Jherad said...

And another thing...

(Sorry about that! I won't keep tagging bits on, I promise!)

I bristle each time I hear policitians answer a call for ceasefire with 'Surely you cannot be suggesting a unilateral ceasefire? With Hezbollah rockets killing innocent Israeli civilians every day?'

That is *exactly* what should happen unless the military action is redefined immediately. It is painfully obvious that continued action of the current style will only increase the civilian bodycount, and foster support for extremism.

War is bloody. Nations are trying to turn anti-insurgency/terrorist offensives into Health and Safety efficiency exercises for their own troops, but the blood toll is still paid - only by the innocent. Stop the unfocused airstrikes, stop the shelling - at least against populated areas, and recognise that there is no easy way out. Soldiers will die. Wars kill people, and you cannnot, must not, exchange potential soldier deaths on 'our' side for many more civilian deaths on 'theirs'.

Anonymous said...

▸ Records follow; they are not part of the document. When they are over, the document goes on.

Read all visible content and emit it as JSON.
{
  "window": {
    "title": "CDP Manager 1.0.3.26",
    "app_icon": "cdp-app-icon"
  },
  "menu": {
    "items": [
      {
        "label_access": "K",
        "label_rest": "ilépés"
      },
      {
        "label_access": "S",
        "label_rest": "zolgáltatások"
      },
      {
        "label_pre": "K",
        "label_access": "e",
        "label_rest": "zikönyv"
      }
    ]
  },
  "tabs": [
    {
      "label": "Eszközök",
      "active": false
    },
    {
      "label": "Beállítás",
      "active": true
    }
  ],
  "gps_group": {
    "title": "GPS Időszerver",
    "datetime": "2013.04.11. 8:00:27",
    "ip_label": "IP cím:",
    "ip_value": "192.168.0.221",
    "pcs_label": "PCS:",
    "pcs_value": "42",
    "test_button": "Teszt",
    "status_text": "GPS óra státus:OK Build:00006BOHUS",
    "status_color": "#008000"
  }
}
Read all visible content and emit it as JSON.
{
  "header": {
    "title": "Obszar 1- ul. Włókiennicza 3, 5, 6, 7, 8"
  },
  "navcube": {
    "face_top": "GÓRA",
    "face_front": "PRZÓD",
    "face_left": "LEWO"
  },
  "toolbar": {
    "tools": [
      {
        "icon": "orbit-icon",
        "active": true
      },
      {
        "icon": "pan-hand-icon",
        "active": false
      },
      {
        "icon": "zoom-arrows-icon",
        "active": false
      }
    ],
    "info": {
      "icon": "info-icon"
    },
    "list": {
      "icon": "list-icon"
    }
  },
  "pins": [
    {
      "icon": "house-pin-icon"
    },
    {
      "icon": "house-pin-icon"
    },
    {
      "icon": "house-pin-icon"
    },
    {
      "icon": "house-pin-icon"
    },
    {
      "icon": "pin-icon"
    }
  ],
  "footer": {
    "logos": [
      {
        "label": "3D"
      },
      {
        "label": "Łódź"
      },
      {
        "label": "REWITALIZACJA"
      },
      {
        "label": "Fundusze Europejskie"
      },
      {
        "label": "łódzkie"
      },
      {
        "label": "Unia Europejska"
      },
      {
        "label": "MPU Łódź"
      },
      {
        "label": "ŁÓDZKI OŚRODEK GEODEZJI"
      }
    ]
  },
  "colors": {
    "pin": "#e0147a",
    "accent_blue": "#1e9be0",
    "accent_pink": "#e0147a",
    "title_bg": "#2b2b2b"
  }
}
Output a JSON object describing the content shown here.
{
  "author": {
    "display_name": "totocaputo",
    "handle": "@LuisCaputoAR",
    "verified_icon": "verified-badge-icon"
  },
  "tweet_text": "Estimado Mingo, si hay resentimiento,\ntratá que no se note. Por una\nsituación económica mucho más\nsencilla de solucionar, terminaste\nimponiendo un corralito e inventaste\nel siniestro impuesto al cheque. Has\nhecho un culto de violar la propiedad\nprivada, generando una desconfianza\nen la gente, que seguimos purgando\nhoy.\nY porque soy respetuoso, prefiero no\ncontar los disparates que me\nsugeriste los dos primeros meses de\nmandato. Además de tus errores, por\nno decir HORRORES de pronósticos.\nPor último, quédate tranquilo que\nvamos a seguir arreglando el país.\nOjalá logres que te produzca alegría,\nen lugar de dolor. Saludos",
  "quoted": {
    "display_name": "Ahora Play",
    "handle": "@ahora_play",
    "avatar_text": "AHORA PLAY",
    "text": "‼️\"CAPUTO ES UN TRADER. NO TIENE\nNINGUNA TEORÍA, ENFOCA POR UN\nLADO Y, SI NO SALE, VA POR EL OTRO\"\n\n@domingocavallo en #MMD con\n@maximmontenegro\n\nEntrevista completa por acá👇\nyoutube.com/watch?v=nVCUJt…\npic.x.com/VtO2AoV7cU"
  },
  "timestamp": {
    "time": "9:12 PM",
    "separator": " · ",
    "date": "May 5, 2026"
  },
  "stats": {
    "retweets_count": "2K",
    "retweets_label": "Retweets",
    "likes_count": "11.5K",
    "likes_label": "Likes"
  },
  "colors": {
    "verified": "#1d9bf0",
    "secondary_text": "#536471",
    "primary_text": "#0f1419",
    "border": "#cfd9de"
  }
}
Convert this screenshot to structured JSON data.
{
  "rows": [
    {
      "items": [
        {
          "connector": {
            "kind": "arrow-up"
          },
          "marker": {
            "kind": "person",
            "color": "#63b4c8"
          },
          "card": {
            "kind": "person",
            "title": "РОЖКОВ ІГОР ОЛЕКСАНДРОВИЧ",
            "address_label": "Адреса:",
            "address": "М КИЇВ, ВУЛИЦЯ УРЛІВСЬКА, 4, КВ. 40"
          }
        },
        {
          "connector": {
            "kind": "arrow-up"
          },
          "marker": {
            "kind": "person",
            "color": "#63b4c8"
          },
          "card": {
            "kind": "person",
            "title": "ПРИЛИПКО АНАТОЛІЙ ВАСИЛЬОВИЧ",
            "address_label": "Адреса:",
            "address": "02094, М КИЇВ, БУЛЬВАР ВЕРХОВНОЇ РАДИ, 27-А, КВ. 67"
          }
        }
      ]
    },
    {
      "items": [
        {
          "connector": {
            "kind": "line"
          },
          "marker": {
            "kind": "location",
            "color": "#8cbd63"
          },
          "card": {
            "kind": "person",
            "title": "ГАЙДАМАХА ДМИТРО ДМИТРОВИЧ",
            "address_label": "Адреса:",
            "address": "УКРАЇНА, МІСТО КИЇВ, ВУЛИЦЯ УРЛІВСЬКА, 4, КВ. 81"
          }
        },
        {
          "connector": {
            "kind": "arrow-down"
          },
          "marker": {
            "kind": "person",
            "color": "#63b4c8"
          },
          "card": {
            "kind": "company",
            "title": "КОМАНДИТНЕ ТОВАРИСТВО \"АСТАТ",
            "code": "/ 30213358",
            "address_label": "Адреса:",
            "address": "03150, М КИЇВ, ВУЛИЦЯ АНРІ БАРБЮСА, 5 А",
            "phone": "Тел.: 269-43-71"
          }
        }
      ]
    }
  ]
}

I was staying in Israel the summer of '81 and read about the PLO firing rockets over the border from Lebanon on a regular basis, this caused very few casualties and damage but the Israelis invaded their northern neighbour the following year regardless, a thousand or more Palestinians and Lebanese died in the immediate action and during the occupation of the south over nearly 20 years hundreds more died on both sides. Eventually the Israelis realised that a buffer zone was no protection as they were in amongst their enemy. That 20 years didn't buy them any peace, the only way they can have that is to give up lands they have seized illegally.

Oh an while I'm at it me lil hamster, I don't think the British public were "exercised" by Israel's actions more like incensed, the other week you reckoned I made a "derogative" remark ?? think you were groping for derogtory old boy.

Mark said...

"Exercised", in this context is perfectly correct. And that's "derogatory".